(Items from a dataset):
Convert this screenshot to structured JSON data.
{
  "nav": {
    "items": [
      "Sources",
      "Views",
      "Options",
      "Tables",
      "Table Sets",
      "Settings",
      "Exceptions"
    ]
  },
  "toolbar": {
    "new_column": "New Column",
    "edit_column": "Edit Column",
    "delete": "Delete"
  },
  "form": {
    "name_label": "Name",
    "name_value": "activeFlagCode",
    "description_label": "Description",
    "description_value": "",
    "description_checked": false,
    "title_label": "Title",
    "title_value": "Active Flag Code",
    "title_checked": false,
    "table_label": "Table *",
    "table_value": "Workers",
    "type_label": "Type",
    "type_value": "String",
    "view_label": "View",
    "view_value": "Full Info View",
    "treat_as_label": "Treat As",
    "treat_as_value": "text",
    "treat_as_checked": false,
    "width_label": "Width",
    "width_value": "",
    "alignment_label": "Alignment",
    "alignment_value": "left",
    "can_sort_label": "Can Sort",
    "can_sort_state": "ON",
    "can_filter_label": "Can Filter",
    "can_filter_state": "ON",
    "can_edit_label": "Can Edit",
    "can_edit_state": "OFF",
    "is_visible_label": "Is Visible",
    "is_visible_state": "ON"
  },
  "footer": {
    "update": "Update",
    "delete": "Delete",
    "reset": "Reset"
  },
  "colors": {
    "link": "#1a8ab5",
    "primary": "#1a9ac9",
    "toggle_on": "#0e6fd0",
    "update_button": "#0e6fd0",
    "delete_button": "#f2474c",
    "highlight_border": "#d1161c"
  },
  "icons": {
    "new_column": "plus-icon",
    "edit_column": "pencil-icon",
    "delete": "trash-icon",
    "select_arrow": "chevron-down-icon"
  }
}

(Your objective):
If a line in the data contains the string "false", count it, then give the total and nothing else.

(Output below):
3